→ **Exercise**:
Read through the listing, and wherever a line holds the word "country", return it.

→ **Material for this exercise**:
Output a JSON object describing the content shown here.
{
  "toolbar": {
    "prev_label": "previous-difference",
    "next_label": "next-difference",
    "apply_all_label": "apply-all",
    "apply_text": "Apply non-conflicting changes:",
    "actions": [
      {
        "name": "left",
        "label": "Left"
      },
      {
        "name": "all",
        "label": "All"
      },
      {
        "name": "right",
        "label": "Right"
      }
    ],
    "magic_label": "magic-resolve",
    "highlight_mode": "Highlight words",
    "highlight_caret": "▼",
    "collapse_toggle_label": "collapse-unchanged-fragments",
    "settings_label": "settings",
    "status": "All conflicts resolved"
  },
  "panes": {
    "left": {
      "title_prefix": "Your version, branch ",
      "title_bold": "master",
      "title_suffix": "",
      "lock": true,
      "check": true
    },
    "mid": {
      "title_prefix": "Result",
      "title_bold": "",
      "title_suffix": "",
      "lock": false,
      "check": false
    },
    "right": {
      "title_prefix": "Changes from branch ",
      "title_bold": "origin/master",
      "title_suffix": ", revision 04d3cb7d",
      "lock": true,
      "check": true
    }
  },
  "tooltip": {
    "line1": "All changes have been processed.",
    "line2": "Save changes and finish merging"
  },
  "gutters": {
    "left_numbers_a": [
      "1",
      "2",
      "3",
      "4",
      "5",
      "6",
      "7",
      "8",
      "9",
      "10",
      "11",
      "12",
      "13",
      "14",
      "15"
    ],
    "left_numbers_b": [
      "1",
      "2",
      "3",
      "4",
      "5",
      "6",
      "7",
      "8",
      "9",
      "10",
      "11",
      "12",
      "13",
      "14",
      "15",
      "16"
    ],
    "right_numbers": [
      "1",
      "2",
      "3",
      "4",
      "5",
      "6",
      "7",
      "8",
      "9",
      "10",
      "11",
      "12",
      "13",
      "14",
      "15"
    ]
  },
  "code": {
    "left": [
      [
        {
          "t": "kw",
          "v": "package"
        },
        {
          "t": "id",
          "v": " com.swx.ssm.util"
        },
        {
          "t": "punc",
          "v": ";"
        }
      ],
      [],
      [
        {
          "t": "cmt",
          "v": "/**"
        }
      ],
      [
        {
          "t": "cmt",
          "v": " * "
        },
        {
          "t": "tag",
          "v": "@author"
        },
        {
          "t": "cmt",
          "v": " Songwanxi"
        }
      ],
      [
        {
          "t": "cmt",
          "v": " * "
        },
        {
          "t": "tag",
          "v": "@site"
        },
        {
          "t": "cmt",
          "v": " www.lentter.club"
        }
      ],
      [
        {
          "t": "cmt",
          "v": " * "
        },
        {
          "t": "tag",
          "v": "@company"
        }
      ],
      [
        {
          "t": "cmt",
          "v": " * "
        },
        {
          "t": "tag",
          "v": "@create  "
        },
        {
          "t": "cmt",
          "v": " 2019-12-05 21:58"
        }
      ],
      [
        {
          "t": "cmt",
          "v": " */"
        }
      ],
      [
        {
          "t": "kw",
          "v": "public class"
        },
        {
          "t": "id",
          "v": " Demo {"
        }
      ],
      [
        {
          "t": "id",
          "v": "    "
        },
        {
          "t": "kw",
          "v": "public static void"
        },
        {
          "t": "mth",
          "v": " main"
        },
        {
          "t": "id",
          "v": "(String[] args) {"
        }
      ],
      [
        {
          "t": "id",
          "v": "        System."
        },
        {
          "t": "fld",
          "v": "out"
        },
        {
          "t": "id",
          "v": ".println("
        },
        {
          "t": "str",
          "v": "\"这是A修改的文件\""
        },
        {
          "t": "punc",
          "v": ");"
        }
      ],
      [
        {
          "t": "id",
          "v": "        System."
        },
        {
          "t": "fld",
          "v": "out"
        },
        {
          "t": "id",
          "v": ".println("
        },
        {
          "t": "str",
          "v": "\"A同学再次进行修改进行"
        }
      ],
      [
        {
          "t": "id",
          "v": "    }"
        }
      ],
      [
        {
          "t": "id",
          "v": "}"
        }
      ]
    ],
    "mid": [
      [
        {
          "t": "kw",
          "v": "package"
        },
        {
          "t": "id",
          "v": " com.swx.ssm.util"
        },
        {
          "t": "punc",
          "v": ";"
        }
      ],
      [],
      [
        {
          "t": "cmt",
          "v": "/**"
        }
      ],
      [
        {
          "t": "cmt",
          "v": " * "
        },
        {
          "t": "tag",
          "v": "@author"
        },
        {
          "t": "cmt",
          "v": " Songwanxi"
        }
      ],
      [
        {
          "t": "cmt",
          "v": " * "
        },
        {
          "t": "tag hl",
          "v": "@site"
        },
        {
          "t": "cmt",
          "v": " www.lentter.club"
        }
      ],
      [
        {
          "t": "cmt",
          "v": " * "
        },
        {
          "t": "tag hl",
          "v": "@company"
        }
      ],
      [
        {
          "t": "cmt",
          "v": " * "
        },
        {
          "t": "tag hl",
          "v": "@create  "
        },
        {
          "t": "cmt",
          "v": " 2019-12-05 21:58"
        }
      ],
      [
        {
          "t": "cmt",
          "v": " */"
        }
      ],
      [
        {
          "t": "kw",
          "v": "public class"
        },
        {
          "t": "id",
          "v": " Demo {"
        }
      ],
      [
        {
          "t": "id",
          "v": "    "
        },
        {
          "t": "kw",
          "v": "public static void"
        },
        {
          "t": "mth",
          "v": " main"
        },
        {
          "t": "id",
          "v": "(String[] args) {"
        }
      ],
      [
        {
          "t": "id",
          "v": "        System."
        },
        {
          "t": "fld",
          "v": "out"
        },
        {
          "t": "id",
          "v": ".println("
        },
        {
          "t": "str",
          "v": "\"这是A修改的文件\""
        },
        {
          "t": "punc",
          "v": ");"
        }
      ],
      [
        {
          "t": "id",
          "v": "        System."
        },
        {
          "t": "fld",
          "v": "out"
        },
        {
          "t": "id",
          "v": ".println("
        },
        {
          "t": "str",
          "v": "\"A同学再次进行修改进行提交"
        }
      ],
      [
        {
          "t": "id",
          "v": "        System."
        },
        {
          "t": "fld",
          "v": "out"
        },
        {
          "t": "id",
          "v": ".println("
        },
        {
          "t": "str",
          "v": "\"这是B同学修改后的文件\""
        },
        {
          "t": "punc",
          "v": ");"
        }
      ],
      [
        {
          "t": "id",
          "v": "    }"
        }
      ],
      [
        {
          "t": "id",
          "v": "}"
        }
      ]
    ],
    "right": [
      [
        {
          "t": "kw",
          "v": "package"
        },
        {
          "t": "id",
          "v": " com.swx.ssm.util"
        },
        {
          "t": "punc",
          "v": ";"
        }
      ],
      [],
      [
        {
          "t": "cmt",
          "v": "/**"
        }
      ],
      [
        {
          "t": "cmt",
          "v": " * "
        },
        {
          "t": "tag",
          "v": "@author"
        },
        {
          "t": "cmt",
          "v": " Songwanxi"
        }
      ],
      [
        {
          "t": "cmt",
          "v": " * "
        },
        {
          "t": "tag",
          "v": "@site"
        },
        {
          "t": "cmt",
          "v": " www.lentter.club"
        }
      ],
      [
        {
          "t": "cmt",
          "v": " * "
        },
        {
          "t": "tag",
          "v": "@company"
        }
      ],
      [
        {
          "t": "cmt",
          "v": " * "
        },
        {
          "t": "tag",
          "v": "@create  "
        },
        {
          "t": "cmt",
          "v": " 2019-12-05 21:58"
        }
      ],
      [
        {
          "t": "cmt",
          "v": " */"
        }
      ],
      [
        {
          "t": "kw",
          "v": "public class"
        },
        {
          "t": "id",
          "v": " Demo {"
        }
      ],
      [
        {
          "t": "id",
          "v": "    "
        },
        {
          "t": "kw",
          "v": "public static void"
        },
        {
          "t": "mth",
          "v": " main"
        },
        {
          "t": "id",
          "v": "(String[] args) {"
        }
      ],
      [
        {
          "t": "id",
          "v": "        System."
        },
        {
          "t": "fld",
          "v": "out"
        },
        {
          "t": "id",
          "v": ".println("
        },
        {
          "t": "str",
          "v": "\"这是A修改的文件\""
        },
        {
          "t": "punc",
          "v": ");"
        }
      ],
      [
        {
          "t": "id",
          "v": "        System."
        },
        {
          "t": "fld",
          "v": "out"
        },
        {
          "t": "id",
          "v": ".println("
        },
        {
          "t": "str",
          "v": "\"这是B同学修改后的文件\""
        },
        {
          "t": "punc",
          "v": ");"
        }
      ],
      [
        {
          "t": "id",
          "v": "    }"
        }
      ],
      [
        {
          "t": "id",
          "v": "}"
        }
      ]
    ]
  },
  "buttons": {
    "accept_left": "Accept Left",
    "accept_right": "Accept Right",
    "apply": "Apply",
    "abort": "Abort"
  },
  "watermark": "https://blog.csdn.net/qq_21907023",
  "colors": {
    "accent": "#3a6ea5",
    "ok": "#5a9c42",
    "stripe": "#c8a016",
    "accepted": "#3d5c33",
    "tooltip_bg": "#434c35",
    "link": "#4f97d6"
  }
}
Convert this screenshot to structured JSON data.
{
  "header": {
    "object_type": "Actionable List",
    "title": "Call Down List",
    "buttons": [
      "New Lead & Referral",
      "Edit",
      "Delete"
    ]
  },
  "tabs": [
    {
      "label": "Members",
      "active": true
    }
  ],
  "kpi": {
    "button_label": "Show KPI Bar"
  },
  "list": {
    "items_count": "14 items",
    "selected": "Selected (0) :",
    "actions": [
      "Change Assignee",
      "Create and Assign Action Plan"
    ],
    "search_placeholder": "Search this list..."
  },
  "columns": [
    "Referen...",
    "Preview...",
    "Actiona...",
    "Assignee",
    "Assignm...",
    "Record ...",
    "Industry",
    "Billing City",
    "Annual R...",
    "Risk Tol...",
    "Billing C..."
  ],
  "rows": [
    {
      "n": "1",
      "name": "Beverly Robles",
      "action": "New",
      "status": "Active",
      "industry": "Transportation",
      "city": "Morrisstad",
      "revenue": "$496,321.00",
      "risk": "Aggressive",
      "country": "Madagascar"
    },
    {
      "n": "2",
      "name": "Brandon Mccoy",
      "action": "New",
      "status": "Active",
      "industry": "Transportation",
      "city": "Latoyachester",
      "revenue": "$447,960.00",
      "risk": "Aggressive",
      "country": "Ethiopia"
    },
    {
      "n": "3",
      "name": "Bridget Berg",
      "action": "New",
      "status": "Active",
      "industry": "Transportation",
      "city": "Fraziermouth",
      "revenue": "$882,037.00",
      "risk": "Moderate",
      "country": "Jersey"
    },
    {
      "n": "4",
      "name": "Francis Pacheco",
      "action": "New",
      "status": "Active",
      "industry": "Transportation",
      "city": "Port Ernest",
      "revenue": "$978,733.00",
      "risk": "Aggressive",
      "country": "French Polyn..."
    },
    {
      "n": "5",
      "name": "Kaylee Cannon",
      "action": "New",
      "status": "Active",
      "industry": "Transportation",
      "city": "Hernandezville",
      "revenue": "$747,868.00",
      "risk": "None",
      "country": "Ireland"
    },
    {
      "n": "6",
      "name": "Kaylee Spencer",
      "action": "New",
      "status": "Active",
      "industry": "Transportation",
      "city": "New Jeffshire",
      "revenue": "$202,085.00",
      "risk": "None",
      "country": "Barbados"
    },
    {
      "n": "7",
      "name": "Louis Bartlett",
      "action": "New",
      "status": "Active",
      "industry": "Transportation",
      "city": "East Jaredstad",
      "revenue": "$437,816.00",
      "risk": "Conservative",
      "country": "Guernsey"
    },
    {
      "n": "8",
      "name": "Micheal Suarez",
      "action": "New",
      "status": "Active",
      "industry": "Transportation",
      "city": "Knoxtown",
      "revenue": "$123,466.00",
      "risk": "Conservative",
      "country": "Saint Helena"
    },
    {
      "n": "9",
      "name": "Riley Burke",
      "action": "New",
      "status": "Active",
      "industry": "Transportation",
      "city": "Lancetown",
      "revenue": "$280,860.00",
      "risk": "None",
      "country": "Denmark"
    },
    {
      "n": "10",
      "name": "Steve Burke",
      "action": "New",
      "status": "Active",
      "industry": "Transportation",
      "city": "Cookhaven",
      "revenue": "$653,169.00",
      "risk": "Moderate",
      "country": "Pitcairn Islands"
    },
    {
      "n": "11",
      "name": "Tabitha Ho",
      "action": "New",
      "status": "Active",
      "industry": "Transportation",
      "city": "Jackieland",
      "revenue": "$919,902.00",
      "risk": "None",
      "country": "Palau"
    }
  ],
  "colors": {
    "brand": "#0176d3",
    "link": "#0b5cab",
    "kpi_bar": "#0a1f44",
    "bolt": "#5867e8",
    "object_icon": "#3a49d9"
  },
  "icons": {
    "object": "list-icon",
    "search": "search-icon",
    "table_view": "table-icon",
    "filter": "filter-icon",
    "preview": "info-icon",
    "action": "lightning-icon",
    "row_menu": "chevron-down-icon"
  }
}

→ **Answer to this exercise**:
      "country": "Madagascar"
      "country": "Ethiopia"
      "country": "Jersey"
      "country": "French Polyn..."
      "country": "Ireland"
      "country": "Barbados"
      "country": "Guernsey"
      "country": "Saint Helena"
      "country": "Denmark"
      "country": "Pitcairn Islands"
      "country": "Palau"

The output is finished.